The mappings are stored as plain text files in the Miffi plugin
folder, in folders named mfmidi00, mfmidi01, and so forth.
Miscellaneous
ADSR 1: Controls the volume of a voice while it's
playing a note. The volume starts at zero and goes to
maximum at the speed specified with Attack. Then it
goes back to Sustain
level, at the
speed defined with Decay.
Finally, when the note is
released, volume goes back to zero at the speed specified
by Release.
Voices:
The maximum
amount of voices that can be active at the same time. It can be
freely set between 1 and 16. This is supposedly an unusual
feature for a Synthedit synth since Synthedit doesn't provide
means to change polyphony on the fly, but Miffi works around
this.
Slide:
This is the
portamento speed, ie. the speed at which notes slide. To make
notes slide, a key must not be released before the next key is
pressed. If the Slide
knob is turned to the leftmost position, sliding is off. ADSR 1
behaves special if sliding is turned on and Voices is set to 1;
in this case,
the attack volume doesn't start at zero but it starts from the
current level..
Volume:
Limits the
overall volume.
HQ:
High Quality.
Turning this on makes the signal quality better at cost of
processing time. However, don't expect to hear any
difference: When HQ is disabled, the noise added is at worst 116
dB lower than the audible signal, which isn't audible in a 16bit
recording. Anyway, I kept this in, so when you're rendering, you
may want to enable it.
Bend Range:
This is the
pitch bend range measured in half tones. If you're using a pitch
bend wheel, you may have to alter this parameter to get the
desired effect.
Finally, a note on the controls: The DSF parameter controls have
text entry fields which you can use to enter exact values. The
sliders can be moved with more precision when you press CTRL
while moving them. And to turn the knobs with more precision,
click on them, then move the mouse pointer away while keeping the
mouse button pressed; the farther away the mouse pointer is, the
more precise will be the turning of the knob.
Installation
Put the file Miffi.dll into your VST Plugins folder.
Literature
James
A. Moorer, "The
Synthesis of Complex Audio Spectra by Means of Discrete Summation
Formulas", http://www.jamminpower.com/main/articles.jsp,
1976.
Tim
Stilson, Julius
Smith, "AliasFree Digital Synthesis of Classic Analog
Waveforms", http://ccrma.stanford.edu/~stilti/papers,
1996.
Version
History
Miffi v1.1:
Fixed crash when the modulation frequency was zero and the center
frequency exceeded 22kHz.
Improved CPU check to avoid crashes on older machines.
New background image.
Miffi v1.0:
Initial release.
Thanks
to
Vera Kinter (designer of the knob, button, and slider skins, http://www.artveramusic.com)
David Haupt (creator of the MIDI ControlMeister module,http://www.dehaupt.com/SynthEdit/index.html)
Jeff McClintock (creator of Synthedit, http://www.synthedit.com)
Contact
You can contact me by EMail at: moppelsynths@verklagekasper.de
(Burkhard Reike).
DISCLAIMER:
This software is provided as is, there is no warranty and
nobody is responsible for any kind of damage.

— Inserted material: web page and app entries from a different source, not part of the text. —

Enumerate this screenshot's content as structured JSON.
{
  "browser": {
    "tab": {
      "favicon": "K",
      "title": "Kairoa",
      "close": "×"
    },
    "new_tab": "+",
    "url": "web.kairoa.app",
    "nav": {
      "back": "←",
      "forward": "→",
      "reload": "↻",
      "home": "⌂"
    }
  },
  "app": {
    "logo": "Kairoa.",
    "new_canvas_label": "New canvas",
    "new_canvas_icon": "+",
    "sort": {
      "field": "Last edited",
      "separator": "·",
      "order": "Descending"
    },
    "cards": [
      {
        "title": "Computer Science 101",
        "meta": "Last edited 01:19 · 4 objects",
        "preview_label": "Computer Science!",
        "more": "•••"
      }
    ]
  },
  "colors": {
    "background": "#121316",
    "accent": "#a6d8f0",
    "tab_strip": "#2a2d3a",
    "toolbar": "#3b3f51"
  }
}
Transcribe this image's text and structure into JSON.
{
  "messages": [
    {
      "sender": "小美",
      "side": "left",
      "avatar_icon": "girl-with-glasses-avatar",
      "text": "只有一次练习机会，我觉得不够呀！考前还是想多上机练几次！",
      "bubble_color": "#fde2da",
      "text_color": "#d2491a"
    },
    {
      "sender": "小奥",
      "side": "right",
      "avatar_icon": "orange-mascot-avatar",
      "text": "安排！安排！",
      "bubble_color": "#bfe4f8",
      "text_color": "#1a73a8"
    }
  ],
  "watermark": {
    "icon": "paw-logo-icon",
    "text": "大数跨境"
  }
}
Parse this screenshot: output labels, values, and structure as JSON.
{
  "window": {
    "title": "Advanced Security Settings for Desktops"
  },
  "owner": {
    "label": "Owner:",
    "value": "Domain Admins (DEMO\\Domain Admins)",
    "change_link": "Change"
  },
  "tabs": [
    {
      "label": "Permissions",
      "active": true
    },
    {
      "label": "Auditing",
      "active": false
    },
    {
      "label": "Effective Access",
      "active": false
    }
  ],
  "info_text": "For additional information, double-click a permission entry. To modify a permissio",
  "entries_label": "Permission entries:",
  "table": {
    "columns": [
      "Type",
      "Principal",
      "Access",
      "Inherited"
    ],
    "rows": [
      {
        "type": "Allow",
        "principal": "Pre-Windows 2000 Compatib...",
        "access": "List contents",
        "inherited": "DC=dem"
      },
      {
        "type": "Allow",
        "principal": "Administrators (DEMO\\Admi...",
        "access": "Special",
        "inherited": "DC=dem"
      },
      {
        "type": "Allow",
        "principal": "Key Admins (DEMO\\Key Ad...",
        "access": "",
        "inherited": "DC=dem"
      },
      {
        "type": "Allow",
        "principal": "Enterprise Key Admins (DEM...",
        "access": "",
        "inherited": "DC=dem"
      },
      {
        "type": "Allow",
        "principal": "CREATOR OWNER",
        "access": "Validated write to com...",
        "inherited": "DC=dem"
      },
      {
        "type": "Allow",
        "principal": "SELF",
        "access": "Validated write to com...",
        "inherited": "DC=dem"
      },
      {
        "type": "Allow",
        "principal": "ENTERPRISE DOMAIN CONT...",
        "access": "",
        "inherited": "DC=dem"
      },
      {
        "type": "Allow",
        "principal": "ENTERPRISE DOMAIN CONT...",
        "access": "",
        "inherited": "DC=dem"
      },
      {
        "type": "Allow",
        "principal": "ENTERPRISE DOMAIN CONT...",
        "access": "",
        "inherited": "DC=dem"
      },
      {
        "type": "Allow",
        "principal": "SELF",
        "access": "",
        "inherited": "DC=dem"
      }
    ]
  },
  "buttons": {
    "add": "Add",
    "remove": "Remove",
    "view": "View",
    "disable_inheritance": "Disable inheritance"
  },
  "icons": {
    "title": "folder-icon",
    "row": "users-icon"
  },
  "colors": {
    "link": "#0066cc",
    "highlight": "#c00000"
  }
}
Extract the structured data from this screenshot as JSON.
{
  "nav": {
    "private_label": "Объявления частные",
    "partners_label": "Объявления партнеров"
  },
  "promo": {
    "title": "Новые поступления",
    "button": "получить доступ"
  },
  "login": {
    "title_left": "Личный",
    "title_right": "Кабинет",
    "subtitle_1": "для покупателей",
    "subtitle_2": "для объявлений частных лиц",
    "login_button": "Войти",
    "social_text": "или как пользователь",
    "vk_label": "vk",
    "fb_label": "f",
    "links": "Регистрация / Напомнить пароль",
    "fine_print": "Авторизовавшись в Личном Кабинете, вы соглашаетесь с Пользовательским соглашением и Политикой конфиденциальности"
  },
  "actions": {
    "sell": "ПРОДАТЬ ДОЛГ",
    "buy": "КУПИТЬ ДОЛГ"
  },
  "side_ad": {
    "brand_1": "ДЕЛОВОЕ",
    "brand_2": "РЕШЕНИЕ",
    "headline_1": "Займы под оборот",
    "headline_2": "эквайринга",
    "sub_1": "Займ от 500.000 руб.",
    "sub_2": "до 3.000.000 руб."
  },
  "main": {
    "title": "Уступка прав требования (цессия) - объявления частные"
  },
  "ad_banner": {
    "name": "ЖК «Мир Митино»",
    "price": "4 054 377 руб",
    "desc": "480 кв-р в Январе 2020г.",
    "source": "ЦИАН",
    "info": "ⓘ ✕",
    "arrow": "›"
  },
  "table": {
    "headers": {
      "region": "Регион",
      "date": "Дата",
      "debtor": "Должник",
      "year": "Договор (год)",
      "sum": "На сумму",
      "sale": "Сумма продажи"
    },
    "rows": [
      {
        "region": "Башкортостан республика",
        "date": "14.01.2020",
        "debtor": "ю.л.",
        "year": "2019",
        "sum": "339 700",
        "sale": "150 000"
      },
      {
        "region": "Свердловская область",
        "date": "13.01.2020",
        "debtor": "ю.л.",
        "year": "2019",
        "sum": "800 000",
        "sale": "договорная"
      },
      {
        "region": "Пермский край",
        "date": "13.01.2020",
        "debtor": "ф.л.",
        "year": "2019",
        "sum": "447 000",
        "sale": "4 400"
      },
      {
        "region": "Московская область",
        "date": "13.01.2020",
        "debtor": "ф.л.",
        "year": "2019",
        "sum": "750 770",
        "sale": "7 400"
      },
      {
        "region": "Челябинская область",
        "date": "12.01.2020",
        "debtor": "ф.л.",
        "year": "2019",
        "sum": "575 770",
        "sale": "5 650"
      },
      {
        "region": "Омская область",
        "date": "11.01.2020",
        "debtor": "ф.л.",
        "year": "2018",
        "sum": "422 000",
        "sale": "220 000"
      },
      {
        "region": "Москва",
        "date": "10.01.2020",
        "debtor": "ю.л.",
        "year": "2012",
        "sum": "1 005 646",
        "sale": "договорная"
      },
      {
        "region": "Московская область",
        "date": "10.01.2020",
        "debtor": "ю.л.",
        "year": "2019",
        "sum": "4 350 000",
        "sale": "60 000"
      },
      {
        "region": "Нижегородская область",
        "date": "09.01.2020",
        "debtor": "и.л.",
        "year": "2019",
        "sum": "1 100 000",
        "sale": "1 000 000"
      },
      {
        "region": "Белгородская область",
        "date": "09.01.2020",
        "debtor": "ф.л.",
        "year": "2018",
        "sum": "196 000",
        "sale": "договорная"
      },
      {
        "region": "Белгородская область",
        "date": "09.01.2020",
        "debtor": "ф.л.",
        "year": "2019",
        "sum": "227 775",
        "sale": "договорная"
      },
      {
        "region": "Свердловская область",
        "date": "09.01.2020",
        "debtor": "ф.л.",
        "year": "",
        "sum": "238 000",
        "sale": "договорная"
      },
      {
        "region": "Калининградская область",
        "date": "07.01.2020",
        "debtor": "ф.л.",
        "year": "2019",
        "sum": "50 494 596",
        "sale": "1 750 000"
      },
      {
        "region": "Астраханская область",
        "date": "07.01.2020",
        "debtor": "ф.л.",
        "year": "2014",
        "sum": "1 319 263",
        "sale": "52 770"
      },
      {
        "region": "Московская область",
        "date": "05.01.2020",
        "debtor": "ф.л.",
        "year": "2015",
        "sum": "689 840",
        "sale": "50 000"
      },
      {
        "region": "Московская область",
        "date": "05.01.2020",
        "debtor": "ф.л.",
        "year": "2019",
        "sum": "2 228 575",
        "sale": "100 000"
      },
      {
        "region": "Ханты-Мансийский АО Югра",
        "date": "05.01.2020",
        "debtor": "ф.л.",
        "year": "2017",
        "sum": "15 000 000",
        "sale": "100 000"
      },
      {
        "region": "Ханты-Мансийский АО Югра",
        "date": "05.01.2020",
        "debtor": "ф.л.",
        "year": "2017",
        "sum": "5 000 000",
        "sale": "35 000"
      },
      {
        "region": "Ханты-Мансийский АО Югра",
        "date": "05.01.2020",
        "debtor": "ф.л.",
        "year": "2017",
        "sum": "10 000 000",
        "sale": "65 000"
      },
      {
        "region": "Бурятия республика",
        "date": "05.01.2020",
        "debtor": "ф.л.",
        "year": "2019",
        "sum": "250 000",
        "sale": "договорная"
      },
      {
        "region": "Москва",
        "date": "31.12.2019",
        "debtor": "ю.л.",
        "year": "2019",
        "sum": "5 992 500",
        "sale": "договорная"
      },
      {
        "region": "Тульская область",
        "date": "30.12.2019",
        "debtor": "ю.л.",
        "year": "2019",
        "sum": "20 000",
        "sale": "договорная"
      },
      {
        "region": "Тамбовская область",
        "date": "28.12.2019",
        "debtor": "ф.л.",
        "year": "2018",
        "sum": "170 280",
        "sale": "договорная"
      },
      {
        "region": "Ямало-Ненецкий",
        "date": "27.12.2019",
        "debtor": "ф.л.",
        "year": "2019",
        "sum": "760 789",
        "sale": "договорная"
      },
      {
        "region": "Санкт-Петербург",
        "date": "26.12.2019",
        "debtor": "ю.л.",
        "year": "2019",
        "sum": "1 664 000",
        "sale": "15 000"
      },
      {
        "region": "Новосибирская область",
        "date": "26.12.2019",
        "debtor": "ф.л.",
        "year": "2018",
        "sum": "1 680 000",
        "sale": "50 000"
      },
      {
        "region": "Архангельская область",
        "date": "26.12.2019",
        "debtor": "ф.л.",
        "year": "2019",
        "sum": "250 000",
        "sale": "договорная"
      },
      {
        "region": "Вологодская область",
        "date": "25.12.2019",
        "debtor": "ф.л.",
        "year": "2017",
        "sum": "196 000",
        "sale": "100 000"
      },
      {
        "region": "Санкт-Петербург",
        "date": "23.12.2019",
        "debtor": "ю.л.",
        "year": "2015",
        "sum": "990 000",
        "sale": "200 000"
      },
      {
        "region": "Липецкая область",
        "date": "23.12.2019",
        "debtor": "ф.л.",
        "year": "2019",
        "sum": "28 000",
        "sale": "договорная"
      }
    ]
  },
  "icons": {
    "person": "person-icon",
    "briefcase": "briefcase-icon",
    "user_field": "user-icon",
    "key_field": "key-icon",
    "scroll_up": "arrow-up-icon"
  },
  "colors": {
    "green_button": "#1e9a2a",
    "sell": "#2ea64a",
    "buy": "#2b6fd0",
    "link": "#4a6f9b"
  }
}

Use it at your own
risk.
VST is a trademark of Steinberg Soft und Hardware GmbH,
Germany.
Download: Miffi_1_1.zip
(Windows)
This synth is free. If you like it, feel free to leave a donation.